I’m making progress on Dancing the Maypole. This evening I finished the second edit of chapter 33. A picture is worth about 100,000 words…
The first edit was me going through the whole book with the new editing software (as well as re-writing). Then the Goblin goes through each chapter with red, blue and green pens. The second edit for the first few chapters took days (weeks?). It’s all a hellish blur! For the first month of editing I was working six days a week, but the Goblin (seeing I was starting to lose the plot) counseled me to take the whole weekend off. It helps to have a rest! This gives me time to day dream about other stories, draw, take pictures or watch a movie. The last seventeen chapters shouldn’t take so long.
Some of my favorite shots from my last couple of walks… (more…)

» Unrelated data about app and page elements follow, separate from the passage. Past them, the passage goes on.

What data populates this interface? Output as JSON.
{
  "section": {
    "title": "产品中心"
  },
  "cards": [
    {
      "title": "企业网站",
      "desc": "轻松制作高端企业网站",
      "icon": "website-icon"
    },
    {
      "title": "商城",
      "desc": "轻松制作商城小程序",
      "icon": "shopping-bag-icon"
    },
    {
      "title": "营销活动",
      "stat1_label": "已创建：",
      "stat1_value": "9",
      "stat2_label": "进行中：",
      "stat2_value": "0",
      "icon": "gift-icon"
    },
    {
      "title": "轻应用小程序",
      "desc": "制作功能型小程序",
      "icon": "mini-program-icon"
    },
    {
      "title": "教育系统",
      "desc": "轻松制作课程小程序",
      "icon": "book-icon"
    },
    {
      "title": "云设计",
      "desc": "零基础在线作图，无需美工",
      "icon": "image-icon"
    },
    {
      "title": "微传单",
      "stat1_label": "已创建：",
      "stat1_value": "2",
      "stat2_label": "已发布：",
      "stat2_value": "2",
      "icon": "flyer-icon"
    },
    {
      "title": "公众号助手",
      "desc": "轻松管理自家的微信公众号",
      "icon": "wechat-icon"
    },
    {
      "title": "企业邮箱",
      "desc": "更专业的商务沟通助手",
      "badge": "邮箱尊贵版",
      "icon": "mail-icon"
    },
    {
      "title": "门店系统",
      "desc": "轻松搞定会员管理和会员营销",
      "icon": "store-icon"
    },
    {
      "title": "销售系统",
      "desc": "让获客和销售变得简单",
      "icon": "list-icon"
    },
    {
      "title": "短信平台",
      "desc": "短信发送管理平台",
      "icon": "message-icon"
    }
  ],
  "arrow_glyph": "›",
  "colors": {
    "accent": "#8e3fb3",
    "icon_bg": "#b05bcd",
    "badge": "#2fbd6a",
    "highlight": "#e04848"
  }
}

I’ve been grinding my brain on the editor’s stone (I’m closer to being done - not long to go). I’ve been holed up in my work room for weeks, but I have escaped a few times with the camera. I found a few shots I thought were lovely so I had to share. I’ve been fascinated by leaves. I collected a few with the intention of coating them with nail polish (it actually works) to make into an ephemeral broach (glue a light broach pin on the back et voila!). But I’ve been making myself edit instead. If you have a leaf, a polish with gold flecks works a treat! Here are some of my favorite recent shots… (more…)